The defendants’ statement of the case explains what they do and why they are right about their three defenses.
There is one other noteworthy thing which came out in the JPTS (and Defendant’s summary judgment papers).
You know how TV network shows sometimes have crossover episodes? You know when the the LA NCIS agents work a case with New Orleans NCIS agents, and the case spills over from one show to the other. Well we’ve got a crossover in this case. US Stem Cell’s primary expert witness is Elliot Lander, otherwise known as Defendant Elliot Lander in the Government’s parellel case in California against the Berman and Lander’s stell cell clinic and organization. It’s not surprising since the venerable Venerable law firm is involved in both cases. Still, it’s alittle disspointing, though not surpirsing to see the lack of third-party support for the defendants.

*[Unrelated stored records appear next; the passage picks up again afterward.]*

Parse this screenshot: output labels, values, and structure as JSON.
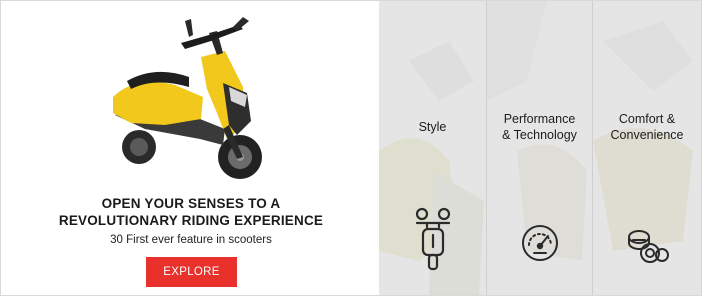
{
  "promo": {
    "headline_line1": "OPEN YOUR SENSES TO A",
    "headline_line2": "REVOLUTIONARY RIDING EXPERIENCE",
    "subline": "30 First ever feature in scooters",
    "cta_label": "EXPLORE",
    "cta_color": "#e8312a",
    "scooter_color": "#f2c81c"
  },
  "features": [
    {
      "line1": "Style",
      "line2": "",
      "icon": "scooter-front-icon"
    },
    {
      "line1": "Performance",
      "line2": "& Technology",
      "icon": "speedometer-icon"
    },
    {
      "line1": "Comfort &",
      "line2": "Convenience",
      "icon": "bearing-icon"
    }
  ]
}
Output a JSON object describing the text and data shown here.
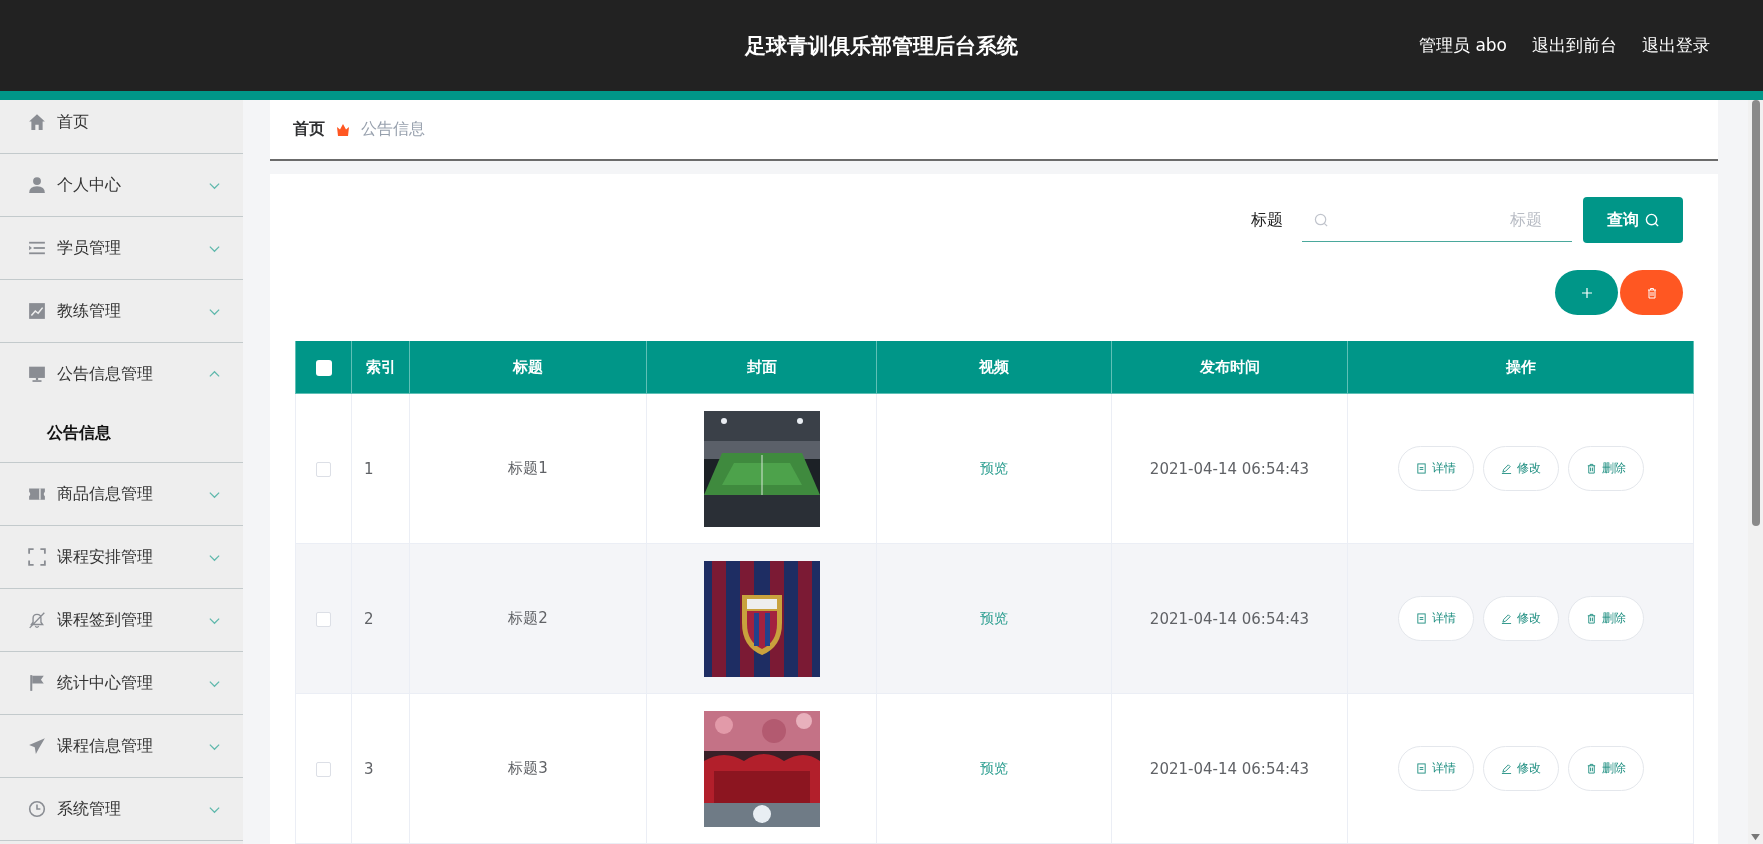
{
  "header": {
    "title": "足球青训俱乐部管理后台系统",
    "user": "管理员 abo",
    "links": [
      "退出到前台",
      "退出登录"
    ]
  },
  "sidebar": {
    "items": [
      {
        "label": "首页"
      },
      {
        "label": "个人中心",
        "expanded": false
      },
      {
        "label": "学员管理",
        "expanded": false
      },
      {
        "label": "教练管理",
        "expanded": false
      },
      {
        "label": "公告信息管理",
        "expanded": true,
        "children": [
          {
            "label": "公告信息",
            "selected": true
          }
        ]
      },
      {
        "label": "商品信息管理",
        "expanded": false
      },
      {
        "label": "课程安排管理",
        "expanded": false
      },
      {
        "label": "课程签到管理",
        "expanded": false
      },
      {
        "label": "统计中心管理",
        "expanded": false
      },
      {
        "label": "课程信息管理",
        "expanded": false
      },
      {
        "label": "系统管理",
        "expanded": false
      }
    ]
  },
  "breadcrumb": [
    "首页",
    "公告信息"
  ],
  "search": {
    "label": "标题",
    "placeholder": "标题",
    "button": "查询"
  },
  "table": {
    "select_all": {
      "checked": false
    },
    "columns": [
      "索引",
      "标题",
      "封面",
      "视频",
      "发布时间",
      "操作"
    ],
    "rows": [
      {
        "checked": false,
        "index": "1",
        "title": "标题1",
        "video": "预览",
        "time": "2021-04-14 06:54:43",
        "actions": [
          "详情",
          "修改",
          "删除"
        ]
      },
      {
        "checked": false,
        "index": "2",
        "title": "标题2",
        "video": "预览",
        "time": "2021-04-14 06:54:43",
        "actions": [
          "详情",
          "修改",
          "删除"
        ]
      },
      {
        "checked": false,
        "index": "3",
        "title": "标题3",
        "video": "预览",
        "time": "2021-04-14 06:54:43",
        "actions": [
          "详情",
          "修改",
          "删除"
        ]
      }
    ]
  }
}
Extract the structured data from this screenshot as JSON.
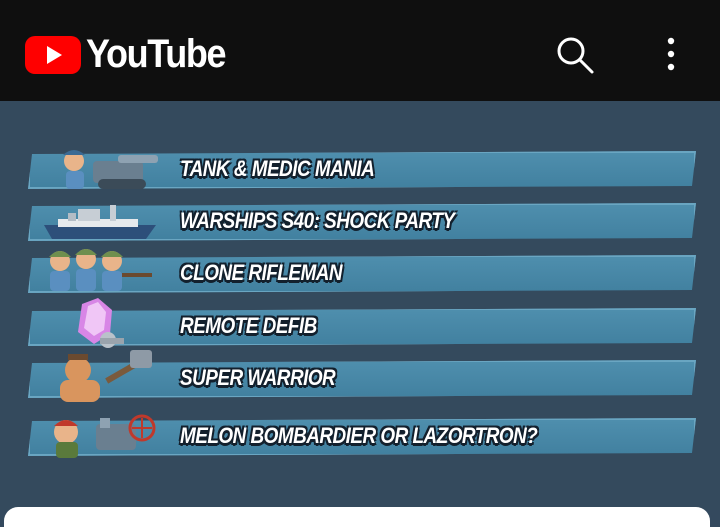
{
  "app": {
    "name": "YouTube",
    "brand_color": "#ff0000",
    "header_bg": "#0f0f0f"
  },
  "header": {
    "search_icon": "search-icon",
    "more_icon": "more-vertical-icon"
  },
  "video": {
    "background": "#344a5d",
    "banners": [
      {
        "label": "TANK & MEDIC MANIA",
        "icon": "tank-and-medic-icon"
      },
      {
        "label": "WARSHIPS S40: SHOCK PARTY",
        "icon": "warship-icon"
      },
      {
        "label": "CLONE RIFLEMAN",
        "icon": "riflemen-icon"
      },
      {
        "label": "REMOTE DEFIB",
        "icon": "crystal-icon"
      },
      {
        "label": "SUPER WARRIOR",
        "icon": "warrior-icon"
      },
      {
        "label": "MELON BOMBARDIER OR LAZORTRON?",
        "icon": "bombardier-icon"
      }
    ]
  }
}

Of all the arguments made by the Government, I think the toughest one to overcome is the adulteration argument based on all the cGMP violaitons. In my view, it’s not financially feasible for a medical clinic to be cGMP compliant, unless the clinic is attached to a drug manufacturing facility. There have been only one or two guys in the country that have pulled that off (one of whom was my long time fomer client). I don’t think there is any private stem cell operation that could do that.
So, you’re the judge in this case, and both sides agree that the way the injected product is processed doesn’t meet the FDA’s manufacturing standards in part because of drug safety concerns embodied in regulations to protect the public against dangerous, adulterated products. What do you do? Tell the company to go with god, and hopefully the lack of compliance with the standards which govern safe drug processing won’t kill or hurt anyone, because of defendant’s three arguments about why the rules don’t apply to them?
To me, the only interesting part of this case is what the FDA does after a permanent injunction is entered. I have to believe that through discovery, the feds now have a list of all the affilate/co-investigators (and in the California case as well). Is a letter, a copy of the permanent injunction and a proposed consent agreement in the future of these co-investigators? What can these folks do, if anything, to protect themselves?
What action will the state medical boards take against some of these doctors once there is a federal court injunction holding that the procedure is illegal under federal laws, which are both civil and criminal violations. Most states have a law which makes a violation of state or federal law, a sanctionable violation of the state medical licensing act. I’ve had some success resisting this type of argument in the FDA context, but seems likely it will be employed when all the facts line-up.
And that’s what keeps me up at night about this case.
Here is the JPTS. It’s well-worth a close reading for anyone involved or interested in the field.
Rick Jaffe, Esq.